1. The Wrath of Khan (1982) – Original Cast
Rotten Tomatoes Score: 88%, Domestic Gross: $78M

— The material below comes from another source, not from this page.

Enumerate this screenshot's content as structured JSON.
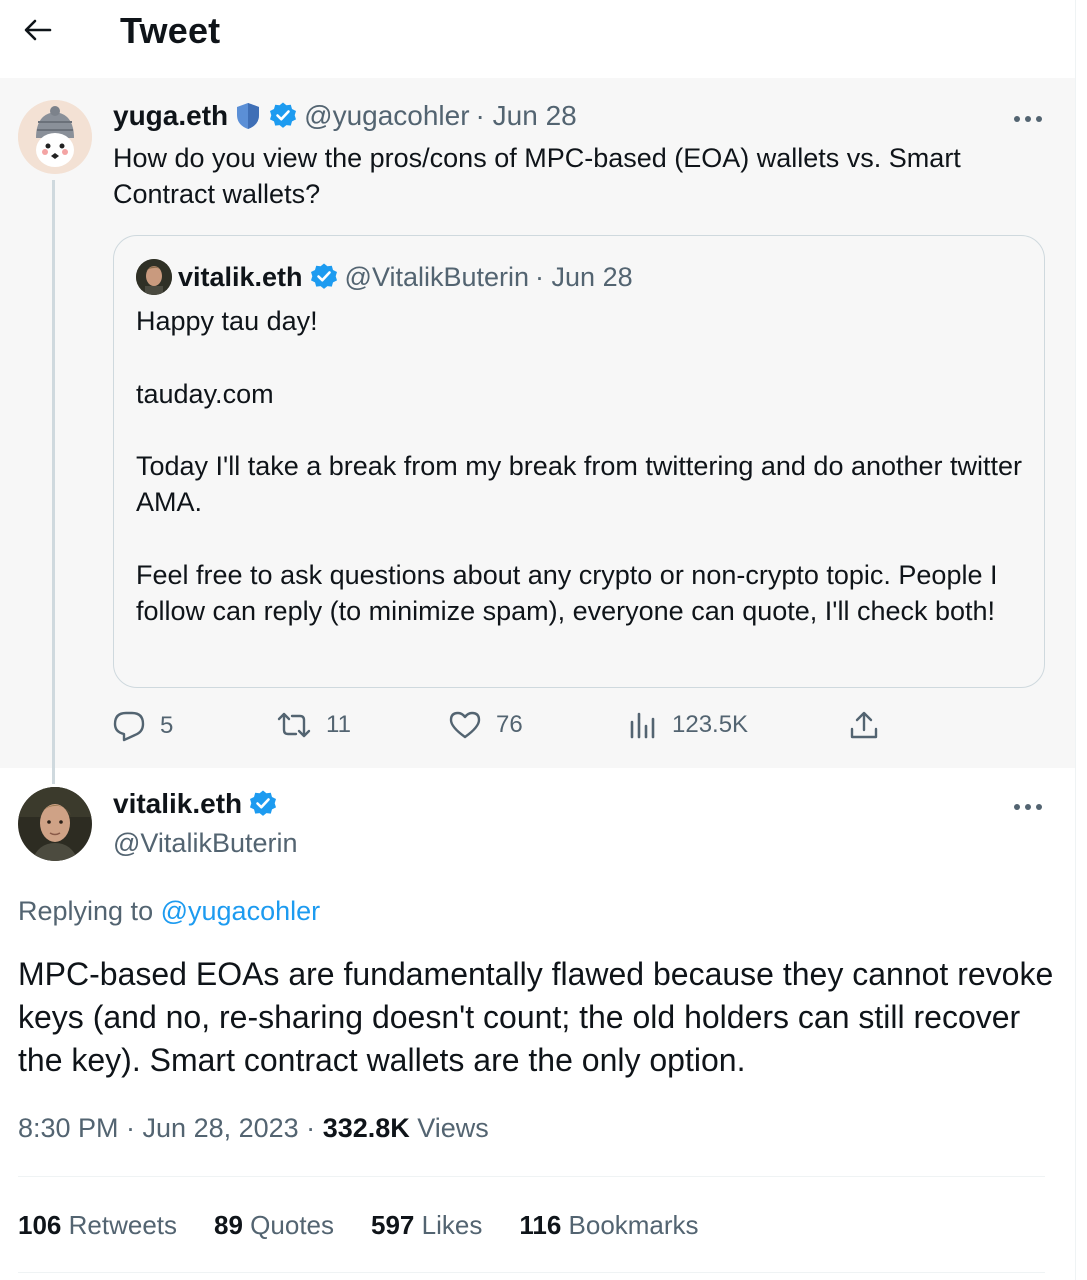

There are very few franchises that have an indisputable champion. Star Wars? You can have a serious debate between A New Hope and Empire Strikes Back. Bond? I personally think Skyfall takes the cake but ask five Bond fans and you’ll probably get five different answers. Avengers, X-Men, and on down the line, there will be very plausible disagreements between fans. But Star Trek? Star Trek has a clear-cut “best” and it’s Wrath of Khan. Khan is such a perfect embodiment of what the original series was all about but cranked up on steroids. The stakes are high, the battles are fierce, and Khan is such an incredible villain. Marvel would KILL to have a Khan in their universe and JJ was so obsessed with him that he almost (or perhaps did, depending on your position) scuttled his own movie trying so hard to make Khan awesome and menacing. It’s the perfect Star Trek movie but it’s also a fantastic piece of science fiction that, I think, holds up on its own better than any of its brothers.